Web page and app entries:
• • • •

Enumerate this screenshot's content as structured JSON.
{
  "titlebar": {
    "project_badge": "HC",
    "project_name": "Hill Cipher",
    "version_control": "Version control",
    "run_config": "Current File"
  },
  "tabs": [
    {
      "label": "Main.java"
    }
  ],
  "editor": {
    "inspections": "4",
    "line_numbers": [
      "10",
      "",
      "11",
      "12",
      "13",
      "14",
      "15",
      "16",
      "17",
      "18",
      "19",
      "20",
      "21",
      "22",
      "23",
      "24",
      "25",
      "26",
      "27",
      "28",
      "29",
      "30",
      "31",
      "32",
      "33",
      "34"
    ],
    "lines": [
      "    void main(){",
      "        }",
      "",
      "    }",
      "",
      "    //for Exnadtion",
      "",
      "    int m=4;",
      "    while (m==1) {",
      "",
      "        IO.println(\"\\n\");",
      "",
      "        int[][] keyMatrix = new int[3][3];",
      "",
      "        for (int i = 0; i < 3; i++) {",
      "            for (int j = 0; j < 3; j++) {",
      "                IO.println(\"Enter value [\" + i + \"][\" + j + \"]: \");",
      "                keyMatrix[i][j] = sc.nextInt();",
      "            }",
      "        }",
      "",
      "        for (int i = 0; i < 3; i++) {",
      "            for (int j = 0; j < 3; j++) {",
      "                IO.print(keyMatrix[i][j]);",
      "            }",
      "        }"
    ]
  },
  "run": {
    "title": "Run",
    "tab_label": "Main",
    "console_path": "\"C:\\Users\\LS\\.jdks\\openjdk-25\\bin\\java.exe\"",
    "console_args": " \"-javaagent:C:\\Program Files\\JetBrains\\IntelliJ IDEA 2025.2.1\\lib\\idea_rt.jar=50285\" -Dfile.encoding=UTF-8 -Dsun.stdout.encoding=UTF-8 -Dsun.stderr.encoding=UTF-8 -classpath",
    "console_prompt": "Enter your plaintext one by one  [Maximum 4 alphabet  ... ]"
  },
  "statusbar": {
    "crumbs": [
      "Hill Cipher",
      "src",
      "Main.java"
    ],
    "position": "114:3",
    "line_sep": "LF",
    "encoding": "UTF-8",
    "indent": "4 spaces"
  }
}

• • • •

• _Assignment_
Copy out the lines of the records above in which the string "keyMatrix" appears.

• _Written solution_
      "        int[][] keyMatrix = new int[3][3];",
      "                keyMatrix[i][j] = sc.nextInt();",
      "                IO.print(keyMatrix[i][j]);",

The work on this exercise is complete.